Roles of CF Im68 in cleavage/polyadenylation (left) and histone RNA 3 end processing (right). (a) For polyadenylated transcripts, CF Im plays a co‐transcriptional role. Bound to the transcribing polymerase, it contacts SR proteins and other splicing factors and helps to orchestrate spliceosome assembly. Through its interactions with cleavage and polyadenylation specificity factor (CPSF), it keeps the polymerase‐bound 3 processing factors from binding to and processing wrong sites in the nascent transcript. At this stage, CF Im is presumably un‐ or hypophosphorylated. (b) Upon binding to UGUA sequences in the nascent transcript, CF Im gets phosphorylated (orange P), and assumes a role in 3‐terminal exon definition and poly(A) site selection through its interactions with splicing factors and the CPSF component Fip1. Splicing of the last intron and cleavage/polyadenylation take place. (c) After cleavage/polyadenylation has occurred, CF Im binds to the exon junction complex (EJC) via SR proteins and to NXF and thereby couples 3 end processing to nucleocytoplasmic transport. (d) For replication‐dependent histone mRNAs, a coupling of 3 end processing to transcription via binding of processing factors to the polymerase has not been described. (e) Bound to the U7 snRNP protein Lsm11, CF Im68 mediates the binding of the heat‐labile processing factor through interactions with splicing factors and the U2 snRNP bound to an RNA element in the histone open reading frame and to the CPSF component Fip1, and thereby facilitates histone RNA 3 end processing. (f) A role in histone mRNA export from the nucleus has not been proven, but CF Im68 is associated with some mature mRNA, presumably through SR proteins bound to the internal sequence. See text for details and note that several aspects of this scheme of events remain to be demonstrated.

[ Normal View | Magnified View ]

Domain organization and interactions of cleavage factor Im subunits CF Im25 (a) and CF Im68 (b).

[ Normal View | Magnified View ]

Related Articles

3′ processing in protists
3′ processing of eukaryotic precursor tRNAs
Connections between 3′‐end processing and DNA damage response
Pre‐mRNA 3′‐end processing complex assembly and function

Browse by Topic

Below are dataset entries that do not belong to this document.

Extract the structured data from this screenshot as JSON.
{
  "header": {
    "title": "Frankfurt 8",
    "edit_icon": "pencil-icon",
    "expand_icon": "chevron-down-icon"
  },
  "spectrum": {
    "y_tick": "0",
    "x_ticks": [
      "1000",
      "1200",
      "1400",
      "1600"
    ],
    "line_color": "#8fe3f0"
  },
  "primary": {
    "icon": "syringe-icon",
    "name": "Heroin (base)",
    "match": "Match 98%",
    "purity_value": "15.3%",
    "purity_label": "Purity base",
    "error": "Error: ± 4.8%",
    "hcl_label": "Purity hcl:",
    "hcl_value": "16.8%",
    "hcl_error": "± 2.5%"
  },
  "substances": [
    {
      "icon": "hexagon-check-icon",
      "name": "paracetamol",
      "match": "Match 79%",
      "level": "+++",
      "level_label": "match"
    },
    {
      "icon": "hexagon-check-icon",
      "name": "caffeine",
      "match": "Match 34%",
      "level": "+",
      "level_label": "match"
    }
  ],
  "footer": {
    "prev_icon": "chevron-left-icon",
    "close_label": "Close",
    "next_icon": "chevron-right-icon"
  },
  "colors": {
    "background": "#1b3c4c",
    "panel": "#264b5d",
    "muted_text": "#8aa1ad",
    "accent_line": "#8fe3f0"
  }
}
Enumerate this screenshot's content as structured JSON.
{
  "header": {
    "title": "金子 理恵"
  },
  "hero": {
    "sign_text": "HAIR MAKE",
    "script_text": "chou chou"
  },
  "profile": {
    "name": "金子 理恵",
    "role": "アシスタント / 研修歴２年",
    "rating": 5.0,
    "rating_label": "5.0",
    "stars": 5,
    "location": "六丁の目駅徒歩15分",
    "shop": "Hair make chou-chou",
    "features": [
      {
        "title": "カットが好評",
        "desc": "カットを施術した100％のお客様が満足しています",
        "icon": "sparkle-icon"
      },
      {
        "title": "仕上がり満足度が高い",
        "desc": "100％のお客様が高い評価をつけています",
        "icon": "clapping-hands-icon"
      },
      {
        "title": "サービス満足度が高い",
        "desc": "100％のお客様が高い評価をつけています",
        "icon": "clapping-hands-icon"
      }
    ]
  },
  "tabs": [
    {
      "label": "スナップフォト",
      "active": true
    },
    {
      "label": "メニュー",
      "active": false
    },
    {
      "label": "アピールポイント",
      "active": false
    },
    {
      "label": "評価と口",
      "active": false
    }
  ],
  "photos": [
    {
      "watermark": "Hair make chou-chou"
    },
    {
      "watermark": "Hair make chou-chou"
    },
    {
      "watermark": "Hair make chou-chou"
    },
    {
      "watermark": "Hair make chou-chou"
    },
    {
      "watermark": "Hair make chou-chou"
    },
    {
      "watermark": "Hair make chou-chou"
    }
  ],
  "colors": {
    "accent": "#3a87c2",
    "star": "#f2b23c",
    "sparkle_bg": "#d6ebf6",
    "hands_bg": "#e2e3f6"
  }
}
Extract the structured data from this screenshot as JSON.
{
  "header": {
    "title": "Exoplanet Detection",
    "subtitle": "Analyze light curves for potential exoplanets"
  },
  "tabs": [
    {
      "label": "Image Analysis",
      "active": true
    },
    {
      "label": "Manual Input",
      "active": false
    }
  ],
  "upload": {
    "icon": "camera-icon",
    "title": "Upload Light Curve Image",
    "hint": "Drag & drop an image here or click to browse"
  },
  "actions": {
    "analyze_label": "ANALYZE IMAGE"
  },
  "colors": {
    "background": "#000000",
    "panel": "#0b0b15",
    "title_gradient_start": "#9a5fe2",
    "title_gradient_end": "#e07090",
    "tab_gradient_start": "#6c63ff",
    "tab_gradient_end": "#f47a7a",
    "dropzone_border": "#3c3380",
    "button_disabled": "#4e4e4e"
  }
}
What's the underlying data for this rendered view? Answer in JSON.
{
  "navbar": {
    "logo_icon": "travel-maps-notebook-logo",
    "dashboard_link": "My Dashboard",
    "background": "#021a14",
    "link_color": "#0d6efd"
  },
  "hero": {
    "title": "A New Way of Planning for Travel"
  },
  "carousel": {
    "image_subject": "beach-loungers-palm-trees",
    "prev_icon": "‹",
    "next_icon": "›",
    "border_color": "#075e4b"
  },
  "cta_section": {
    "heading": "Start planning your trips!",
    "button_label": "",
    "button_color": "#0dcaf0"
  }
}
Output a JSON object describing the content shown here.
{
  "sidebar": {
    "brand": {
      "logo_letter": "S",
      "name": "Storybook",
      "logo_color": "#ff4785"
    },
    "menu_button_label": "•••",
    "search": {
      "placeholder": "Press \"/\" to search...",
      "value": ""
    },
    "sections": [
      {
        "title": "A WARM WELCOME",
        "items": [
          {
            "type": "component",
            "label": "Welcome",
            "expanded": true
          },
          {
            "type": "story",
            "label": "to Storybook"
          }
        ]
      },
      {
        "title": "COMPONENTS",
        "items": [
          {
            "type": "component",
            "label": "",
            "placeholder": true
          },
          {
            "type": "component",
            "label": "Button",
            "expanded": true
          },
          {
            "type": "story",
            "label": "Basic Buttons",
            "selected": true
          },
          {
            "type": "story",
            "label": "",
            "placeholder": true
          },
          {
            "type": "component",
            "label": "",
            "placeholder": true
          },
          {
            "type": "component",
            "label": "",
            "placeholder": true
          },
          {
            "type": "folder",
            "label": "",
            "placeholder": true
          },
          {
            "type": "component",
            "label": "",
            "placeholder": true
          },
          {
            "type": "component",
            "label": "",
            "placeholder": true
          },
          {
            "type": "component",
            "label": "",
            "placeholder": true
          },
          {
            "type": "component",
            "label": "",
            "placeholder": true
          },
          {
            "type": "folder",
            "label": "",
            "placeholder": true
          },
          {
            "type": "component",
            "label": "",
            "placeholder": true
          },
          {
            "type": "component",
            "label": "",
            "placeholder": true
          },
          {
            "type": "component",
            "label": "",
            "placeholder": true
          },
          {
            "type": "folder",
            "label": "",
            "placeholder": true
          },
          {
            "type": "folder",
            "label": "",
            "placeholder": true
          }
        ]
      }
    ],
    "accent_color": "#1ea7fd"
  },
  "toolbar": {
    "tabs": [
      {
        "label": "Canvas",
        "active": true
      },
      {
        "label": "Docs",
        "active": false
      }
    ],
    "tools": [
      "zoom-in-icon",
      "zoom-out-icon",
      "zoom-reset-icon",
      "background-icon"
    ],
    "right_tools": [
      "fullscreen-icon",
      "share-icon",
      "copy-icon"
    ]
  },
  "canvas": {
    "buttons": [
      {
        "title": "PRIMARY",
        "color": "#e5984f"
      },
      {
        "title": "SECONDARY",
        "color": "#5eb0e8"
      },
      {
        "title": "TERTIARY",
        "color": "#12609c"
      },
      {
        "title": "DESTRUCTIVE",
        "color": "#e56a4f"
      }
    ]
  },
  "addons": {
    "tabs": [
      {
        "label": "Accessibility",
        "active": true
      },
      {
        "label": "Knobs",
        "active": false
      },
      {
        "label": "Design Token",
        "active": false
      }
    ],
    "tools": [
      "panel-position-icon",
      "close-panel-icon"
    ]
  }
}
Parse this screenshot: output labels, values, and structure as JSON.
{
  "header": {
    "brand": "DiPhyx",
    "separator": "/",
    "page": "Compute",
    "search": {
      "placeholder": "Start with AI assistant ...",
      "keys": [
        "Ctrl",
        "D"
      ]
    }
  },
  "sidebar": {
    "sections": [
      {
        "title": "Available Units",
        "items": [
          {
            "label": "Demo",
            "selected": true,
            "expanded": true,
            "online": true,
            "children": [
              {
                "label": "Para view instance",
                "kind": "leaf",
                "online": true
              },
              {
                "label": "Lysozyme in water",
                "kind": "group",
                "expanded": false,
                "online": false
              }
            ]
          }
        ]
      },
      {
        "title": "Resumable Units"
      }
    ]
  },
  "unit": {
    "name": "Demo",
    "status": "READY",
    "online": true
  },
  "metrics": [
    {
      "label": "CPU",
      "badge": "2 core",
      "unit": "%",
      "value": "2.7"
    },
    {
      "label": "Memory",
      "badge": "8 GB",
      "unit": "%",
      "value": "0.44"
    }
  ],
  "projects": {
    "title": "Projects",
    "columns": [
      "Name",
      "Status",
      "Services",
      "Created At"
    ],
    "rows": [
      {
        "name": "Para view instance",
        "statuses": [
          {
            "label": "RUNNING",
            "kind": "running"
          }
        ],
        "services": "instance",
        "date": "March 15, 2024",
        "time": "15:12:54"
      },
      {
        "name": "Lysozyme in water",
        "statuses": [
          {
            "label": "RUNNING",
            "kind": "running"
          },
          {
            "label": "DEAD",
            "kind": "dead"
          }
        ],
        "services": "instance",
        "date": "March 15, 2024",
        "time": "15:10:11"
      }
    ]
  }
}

RNA Interactions with Proteins and Other Molecules > Protein–RNA Recognition
RNA Export and Localization > Nuclear Export/Import
RNA Processing > 3′ End Processing

Access to this WIREs title is by subscription only.

Recommend to Your
Librarian Now!

The latest WIREs articles in your inbox

Sign Up for Article Alerts